Segment Open

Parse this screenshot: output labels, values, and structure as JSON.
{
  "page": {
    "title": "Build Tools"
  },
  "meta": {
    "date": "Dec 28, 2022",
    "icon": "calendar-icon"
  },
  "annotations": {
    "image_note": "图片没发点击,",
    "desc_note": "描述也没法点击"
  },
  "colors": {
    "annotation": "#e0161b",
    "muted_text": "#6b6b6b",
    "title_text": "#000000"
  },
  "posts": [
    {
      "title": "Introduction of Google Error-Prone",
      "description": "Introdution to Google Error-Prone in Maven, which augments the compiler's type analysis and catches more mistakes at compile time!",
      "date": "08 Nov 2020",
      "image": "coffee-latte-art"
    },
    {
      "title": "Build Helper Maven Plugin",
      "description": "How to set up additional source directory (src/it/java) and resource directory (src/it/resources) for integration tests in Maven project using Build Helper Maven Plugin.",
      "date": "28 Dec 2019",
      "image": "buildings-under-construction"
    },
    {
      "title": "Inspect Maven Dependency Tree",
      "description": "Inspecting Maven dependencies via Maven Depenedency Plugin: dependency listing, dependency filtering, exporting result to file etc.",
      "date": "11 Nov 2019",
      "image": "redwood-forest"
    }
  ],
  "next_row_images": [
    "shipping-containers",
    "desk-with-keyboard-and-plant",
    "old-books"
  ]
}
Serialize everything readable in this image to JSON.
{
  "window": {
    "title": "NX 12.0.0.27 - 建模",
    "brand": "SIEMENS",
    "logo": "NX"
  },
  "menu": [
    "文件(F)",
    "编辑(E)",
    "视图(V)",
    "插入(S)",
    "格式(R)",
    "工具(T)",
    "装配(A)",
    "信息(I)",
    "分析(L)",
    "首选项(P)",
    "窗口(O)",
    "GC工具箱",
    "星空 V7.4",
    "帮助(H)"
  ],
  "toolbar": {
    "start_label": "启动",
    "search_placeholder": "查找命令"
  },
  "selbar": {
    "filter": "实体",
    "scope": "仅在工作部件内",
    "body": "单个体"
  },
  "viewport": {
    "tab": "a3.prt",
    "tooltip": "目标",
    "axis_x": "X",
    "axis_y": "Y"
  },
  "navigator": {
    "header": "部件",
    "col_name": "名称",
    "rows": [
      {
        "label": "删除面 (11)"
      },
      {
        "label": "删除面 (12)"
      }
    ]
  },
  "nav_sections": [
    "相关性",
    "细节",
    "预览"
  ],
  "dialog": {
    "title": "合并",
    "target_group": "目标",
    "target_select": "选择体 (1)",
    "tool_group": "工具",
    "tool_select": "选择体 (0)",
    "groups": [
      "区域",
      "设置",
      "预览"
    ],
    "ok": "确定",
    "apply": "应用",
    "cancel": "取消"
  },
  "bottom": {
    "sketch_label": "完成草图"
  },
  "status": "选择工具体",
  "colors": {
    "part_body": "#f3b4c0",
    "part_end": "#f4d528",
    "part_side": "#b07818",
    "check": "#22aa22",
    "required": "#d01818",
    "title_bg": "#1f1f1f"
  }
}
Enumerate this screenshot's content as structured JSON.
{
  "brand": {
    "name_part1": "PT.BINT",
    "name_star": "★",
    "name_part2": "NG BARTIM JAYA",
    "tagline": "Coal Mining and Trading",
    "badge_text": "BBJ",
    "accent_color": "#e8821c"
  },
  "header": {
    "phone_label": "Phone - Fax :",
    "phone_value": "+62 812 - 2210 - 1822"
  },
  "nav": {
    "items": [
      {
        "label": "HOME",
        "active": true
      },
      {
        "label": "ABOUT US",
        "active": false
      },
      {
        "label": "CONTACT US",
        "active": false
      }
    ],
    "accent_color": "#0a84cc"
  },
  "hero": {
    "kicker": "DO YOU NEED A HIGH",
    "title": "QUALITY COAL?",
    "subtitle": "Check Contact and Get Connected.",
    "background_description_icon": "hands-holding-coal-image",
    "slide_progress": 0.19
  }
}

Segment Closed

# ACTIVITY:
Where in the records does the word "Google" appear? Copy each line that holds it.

# REPLY:
      "title": "Introduction of Google Error-Prone",
      "description": "Introdution to Google Error-Prone in Maven, which augments the compiler's type analysis and catches more mistakes at compile time!",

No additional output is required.